» **WHAT THE EXERCISE ASKS**:
Copy the records. Keep every line exactly as it is.

======== INFORMATION SUPPLIED

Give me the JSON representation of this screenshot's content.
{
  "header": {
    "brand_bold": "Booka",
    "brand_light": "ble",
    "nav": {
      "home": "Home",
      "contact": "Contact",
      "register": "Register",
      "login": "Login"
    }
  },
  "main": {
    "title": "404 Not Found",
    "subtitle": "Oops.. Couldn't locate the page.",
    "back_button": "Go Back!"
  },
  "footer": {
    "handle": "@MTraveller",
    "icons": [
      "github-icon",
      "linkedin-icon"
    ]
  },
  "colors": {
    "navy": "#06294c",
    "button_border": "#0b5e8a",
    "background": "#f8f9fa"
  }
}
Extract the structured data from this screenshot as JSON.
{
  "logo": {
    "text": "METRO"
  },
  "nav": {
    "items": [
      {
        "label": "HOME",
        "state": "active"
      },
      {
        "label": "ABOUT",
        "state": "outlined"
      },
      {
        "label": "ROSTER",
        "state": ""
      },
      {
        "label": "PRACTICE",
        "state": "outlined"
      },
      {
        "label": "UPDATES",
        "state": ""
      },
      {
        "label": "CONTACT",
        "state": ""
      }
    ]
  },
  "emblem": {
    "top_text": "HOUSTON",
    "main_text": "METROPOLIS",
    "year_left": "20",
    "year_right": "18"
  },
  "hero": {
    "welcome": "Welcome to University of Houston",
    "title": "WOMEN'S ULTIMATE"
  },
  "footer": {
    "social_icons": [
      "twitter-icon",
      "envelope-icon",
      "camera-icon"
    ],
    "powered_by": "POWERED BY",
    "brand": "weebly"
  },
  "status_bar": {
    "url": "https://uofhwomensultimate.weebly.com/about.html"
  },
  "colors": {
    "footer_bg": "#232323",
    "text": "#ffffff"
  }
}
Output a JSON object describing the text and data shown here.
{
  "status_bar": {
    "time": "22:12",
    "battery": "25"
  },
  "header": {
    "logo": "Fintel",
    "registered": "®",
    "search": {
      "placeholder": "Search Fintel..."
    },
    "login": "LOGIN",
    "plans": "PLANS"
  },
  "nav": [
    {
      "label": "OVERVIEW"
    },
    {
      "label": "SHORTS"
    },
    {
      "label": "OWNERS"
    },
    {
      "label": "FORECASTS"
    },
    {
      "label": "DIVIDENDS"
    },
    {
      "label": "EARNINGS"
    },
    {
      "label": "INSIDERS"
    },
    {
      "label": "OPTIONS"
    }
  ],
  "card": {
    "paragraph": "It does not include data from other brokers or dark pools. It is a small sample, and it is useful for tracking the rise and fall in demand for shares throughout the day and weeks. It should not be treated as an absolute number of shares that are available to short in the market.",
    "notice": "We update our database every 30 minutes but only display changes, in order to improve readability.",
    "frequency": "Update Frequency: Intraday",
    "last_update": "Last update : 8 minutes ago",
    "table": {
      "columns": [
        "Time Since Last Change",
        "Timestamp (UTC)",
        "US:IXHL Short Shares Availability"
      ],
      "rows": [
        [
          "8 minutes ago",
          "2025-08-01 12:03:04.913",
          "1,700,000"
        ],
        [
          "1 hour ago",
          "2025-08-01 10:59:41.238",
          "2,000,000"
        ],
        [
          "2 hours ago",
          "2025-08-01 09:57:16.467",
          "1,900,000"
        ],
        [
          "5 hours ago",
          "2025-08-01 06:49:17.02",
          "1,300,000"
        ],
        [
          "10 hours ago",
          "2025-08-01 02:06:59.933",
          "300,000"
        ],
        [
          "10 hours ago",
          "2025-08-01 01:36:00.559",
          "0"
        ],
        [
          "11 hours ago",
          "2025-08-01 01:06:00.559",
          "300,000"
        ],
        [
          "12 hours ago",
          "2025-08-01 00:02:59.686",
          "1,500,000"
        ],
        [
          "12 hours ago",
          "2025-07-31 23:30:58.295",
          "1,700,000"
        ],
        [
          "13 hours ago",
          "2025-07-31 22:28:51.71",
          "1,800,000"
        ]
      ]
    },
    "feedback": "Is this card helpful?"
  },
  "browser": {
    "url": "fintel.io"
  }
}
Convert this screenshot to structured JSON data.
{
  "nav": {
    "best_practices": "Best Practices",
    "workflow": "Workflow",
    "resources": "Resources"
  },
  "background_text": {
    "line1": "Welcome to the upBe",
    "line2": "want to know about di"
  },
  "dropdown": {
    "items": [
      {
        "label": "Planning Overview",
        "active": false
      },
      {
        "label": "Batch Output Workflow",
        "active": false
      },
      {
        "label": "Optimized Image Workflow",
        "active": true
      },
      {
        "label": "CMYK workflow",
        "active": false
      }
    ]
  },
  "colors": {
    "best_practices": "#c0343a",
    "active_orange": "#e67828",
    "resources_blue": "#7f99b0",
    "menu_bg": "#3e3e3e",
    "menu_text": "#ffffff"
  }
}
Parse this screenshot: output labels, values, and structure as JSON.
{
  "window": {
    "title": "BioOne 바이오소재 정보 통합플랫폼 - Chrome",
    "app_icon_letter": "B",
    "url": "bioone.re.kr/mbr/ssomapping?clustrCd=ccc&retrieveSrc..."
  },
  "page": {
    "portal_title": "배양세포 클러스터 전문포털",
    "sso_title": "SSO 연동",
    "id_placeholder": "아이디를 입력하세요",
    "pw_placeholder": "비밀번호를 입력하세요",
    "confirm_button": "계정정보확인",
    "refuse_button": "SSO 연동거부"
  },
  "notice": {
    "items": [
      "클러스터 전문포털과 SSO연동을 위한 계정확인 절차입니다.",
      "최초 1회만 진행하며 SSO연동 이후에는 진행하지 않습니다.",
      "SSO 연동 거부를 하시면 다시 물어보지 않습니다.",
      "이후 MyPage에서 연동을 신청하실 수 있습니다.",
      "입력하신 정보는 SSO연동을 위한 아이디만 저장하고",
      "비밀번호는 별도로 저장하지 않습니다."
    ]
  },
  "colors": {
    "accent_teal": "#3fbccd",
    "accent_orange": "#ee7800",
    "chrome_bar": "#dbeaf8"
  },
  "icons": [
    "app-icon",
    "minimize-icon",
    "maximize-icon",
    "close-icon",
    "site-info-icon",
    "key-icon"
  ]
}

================

» **PROBLEM SOLUTION**:
Give me the JSON representation of this screenshot's content.
{
  "header": {
    "brand_bold": "Booka",
    "brand_light": "ble",
    "nav": {
      "home": "Home",
      "contact": "Contact",
      "register": "Register",
      "login": "Login"
    }
  },
  "main": {
    "title": "404 Not Found",
    "subtitle": "Oops.. Couldn't locate the page.",
    "back_button": "Go Back!"
  },
  "footer": {
    "handle": "@MTraveller",
    "icons": [
      "github-icon",
      "linkedin-icon"
    ]
  },
  "colors": {
    "navy": "#06294c",
    "button_border": "#0b5e8a",
    "background": "#f8f9fa"
  }
}
Extract the structured data from this screenshot as JSON.
{
  "logo": {
    "text": "METRO"
  },
  "nav": {
    "items": [
      {
        "label": "HOME",
        "state": "active"
      },
      {
        "label": "ABOUT",
        "state": "outlined"
      },
      {
        "label": "ROSTER",
        "state": ""
      },
      {
        "label": "PRACTICE",
        "state": "outlined"
      },
      {
        "label": "UPDATES",
        "state": ""
      },
      {
        "label": "CONTACT",
        "state": ""
      }
    ]
  },
  "emblem": {
    "top_text": "HOUSTON",
    "main_text": "METROPOLIS",
    "year_left": "20",
    "year_right": "18"
  },
  "hero": {
    "welcome": "Welcome to University of Houston",
    "title": "WOMEN'S ULTIMATE"
  },
  "footer": {
    "social_icons": [
      "twitter-icon",
      "envelope-icon",
      "camera-icon"
    ],
    "powered_by": "POWERED BY",
    "brand": "weebly"
  },
  "status_bar": {
    "url": "https://uofhwomensultimate.weebly.com/about.html"
  },
  "colors": {
    "footer_bg": "#232323",
    "text": "#ffffff"
  }
}
Output a JSON object describing the text and data shown here.
{
  "status_bar": {
    "time": "22:12",
    "battery": "25"
  },
  "header": {
    "logo": "Fintel",
    "registered": "®",
    "search": {
      "placeholder": "Search Fintel..."
    },
    "login": "LOGIN",
    "plans": "PLANS"
  },
  "nav": [
    {
      "label": "OVERVIEW"
    },
    {
      "label": "SHORTS"
    },
    {
      "label": "OWNERS"
    },
    {
      "label": "FORECASTS"
    },
    {
      "label": "DIVIDENDS"
    },
    {
      "label": "EARNINGS"
    },
    {
      "label": "INSIDERS"
    },
    {
      "label": "OPTIONS"
    }
  ],
  "card": {
    "paragraph": "It does not include data from other brokers or dark pools. It is a small sample, and it is useful for tracking the rise and fall in demand for shares throughout the day and weeks. It should not be treated as an absolute number of shares that are available to short in the market.",
    "notice": "We update our database every 30 minutes but only display changes, in order to improve readability.",
    "frequency": "Update Frequency: Intraday",
    "last_update": "Last update : 8 minutes ago",
    "table": {
      "columns": [
        "Time Since Last Change",
        "Timestamp (UTC)",
        "US:IXHL Short Shares Availability"
      ],
      "rows": [
        [
          "8 minutes ago",
          "2025-08-01 12:03:04.913",
          "1,700,000"
        ],
        [
          "1 hour ago",
          "2025-08-01 10:59:41.238",
          "2,000,000"
        ],
        [
          "2 hours ago",
          "2025-08-01 09:57:16.467",
          "1,900,000"
        ],
        [
          "5 hours ago",
          "2025-08-01 06:49:17.02",
          "1,300,000"
        ],
        [
          "10 hours ago",
          "2025-08-01 02:06:59.933",
          "300,000"
        ],
        [
          "10 hours ago",
          "2025-08-01 01:36:00.559",
          "0"
        ],
        [
          "11 hours ago",
          "2025-08-01 01:06:00.559",
          "300,000"
        ],
        [
          "12 hours ago",
          "2025-08-01 00:02:59.686",
          "1,500,000"
        ],
        [
          "12 hours ago",
          "2025-07-31 23:30:58.295",
          "1,700,000"
        ],
        [
          "13 hours ago",
          "2025-07-31 22:28:51.71",
          "1,800,000"
        ]
      ]
    },
    "feedback": "Is this card helpful?"
  },
  "browser": {
    "url": "fintel.io"
  }
}
Convert this screenshot to structured JSON data.
{
  "nav": {
    "best_practices": "Best Practices",
    "workflow": "Workflow",
    "resources": "Resources"
  },
  "background_text": {
    "line1": "Welcome to the upBe",
    "line2": "want to know about di"
  },
  "dropdown": {
    "items": [
      {
        "label": "Planning Overview",
        "active": false
      },
      {
        "label": "Batch Output Workflow",
        "active": false
      },
      {
        "label": "Optimized Image Workflow",
        "active": true
      },
      {
        "label": "CMYK workflow",
        "active": false
      }
    ]
  },
  "colors": {
    "best_practices": "#c0343a",
    "active_orange": "#e67828",
    "resources_blue": "#7f99b0",
    "menu_bg": "#3e3e3e",
    "menu_text": "#ffffff"
  }
}
Parse this screenshot: output labels, values, and structure as JSON.
{
  "window": {
    "title": "BioOne 바이오소재 정보 통합플랫폼 - Chrome",
    "app_icon_letter": "B",
    "url": "bioone.re.kr/mbr/ssomapping?clustrCd=ccc&retrieveSrc..."
  },
  "page": {
    "portal_title": "배양세포 클러스터 전문포털",
    "sso_title": "SSO 연동",
    "id_placeholder": "아이디를 입력하세요",
    "pw_placeholder": "비밀번호를 입력하세요",
    "confirm_button": "계정정보확인",
    "refuse_button": "SSO 연동거부"
  },
  "notice": {
    "items": [
      "클러스터 전문포털과 SSO연동을 위한 계정확인 절차입니다.",
      "최초 1회만 진행하며 SSO연동 이후에는 진행하지 않습니다.",
      "SSO 연동 거부를 하시면 다시 물어보지 않습니다.",
      "이후 MyPage에서 연동을 신청하실 수 있습니다.",
      "입력하신 정보는 SSO연동을 위한 아이디만 저장하고",
      "비밀번호는 별도로 저장하지 않습니다."
    ]
  },
  "colors": {
    "accent_teal": "#3fbccd",
    "accent_orange": "#ee7800",
    "chrome_bar": "#dbeaf8"
  },
  "icons": [
    "app-icon",
    "minimize-icon",
    "maximize-icon",
    "close-icon",
    "site-info-icon",
    "key-icon"
  ]
}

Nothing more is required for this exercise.